The Church at Allerton was originally united with Sandy Lane. In view of the rapid increase In the population of Allerton, it was decided, in 1869, to hold separate services nearer to the homes of many of the people, and also with a view to make suitable provision for the spiritual needs of a rapidly-growing population. The services were first held in a room belonging to the Co-operative Stores. In 1871, such progress had been made that it was decided to build, and on March 30th, 1872, the foundation stone of the present chapel was laid by Mr. Alfred Illingworth. It is to the credit of a gallant little band of workers that much of the labour was voluntary.
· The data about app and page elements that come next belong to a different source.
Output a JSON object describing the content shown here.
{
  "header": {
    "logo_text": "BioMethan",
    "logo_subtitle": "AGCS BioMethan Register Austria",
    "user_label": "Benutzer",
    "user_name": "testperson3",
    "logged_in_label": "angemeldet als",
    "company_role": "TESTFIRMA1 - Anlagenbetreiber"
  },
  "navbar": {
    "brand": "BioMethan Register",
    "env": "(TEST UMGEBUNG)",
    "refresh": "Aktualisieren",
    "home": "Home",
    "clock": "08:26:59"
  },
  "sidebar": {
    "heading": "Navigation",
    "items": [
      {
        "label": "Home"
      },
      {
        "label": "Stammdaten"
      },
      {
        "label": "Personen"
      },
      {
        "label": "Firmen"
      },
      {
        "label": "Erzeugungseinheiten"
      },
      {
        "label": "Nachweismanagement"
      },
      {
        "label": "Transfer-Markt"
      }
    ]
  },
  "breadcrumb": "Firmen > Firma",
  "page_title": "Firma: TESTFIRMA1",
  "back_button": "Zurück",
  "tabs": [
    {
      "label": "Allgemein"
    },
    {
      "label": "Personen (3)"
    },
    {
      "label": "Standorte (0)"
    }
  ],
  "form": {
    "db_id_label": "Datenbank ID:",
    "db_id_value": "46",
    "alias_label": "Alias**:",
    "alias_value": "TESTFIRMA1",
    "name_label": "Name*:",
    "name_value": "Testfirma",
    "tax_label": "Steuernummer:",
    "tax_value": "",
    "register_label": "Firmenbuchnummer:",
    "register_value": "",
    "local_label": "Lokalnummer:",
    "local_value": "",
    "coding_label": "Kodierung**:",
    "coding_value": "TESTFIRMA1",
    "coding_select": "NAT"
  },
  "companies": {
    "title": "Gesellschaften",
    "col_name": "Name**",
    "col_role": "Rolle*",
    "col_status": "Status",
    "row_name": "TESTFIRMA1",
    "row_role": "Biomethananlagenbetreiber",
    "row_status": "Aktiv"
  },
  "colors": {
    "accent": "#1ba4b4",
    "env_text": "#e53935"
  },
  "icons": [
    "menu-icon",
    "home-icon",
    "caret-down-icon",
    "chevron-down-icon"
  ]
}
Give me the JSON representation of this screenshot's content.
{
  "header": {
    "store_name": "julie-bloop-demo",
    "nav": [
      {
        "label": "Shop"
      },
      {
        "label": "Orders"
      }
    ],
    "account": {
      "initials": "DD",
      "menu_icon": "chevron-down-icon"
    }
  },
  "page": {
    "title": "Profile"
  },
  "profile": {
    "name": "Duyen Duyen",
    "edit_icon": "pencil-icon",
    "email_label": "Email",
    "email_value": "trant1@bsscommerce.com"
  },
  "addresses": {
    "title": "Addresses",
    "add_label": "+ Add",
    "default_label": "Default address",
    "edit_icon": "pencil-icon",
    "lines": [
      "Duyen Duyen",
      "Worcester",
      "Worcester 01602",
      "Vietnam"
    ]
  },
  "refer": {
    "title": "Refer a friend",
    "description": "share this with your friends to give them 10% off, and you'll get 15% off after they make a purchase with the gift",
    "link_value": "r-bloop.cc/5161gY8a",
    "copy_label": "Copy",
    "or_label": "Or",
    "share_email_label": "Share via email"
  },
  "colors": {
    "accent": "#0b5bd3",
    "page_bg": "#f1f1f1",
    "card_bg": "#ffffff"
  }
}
Mr. Albert White, long and honourably associated with the work at Allerton, has written, "There is scarcely a spot from the basement to the roof of the building that has not been consecrated by loving voluntary labour." In June, 1873, the Church was formed, fifty-three members being dismissed from Sandy Lane to form the new cause, the preachers at the opening services being, Revs. J. P. Chown, William Best, B.A., Hugh Stowell Brown, and Dr. John Clifford. In four years the membership had more than doubled. The Church has had four pastors, Revs. J. Bentley, A. T. Walker, E. A. Wintle, and Edgar Jackson, who settled in 1906 and has rendered the cause good service. Mr. Jackson has just resigned the pastorate in order to take charge at Enon Chapel, Burnley.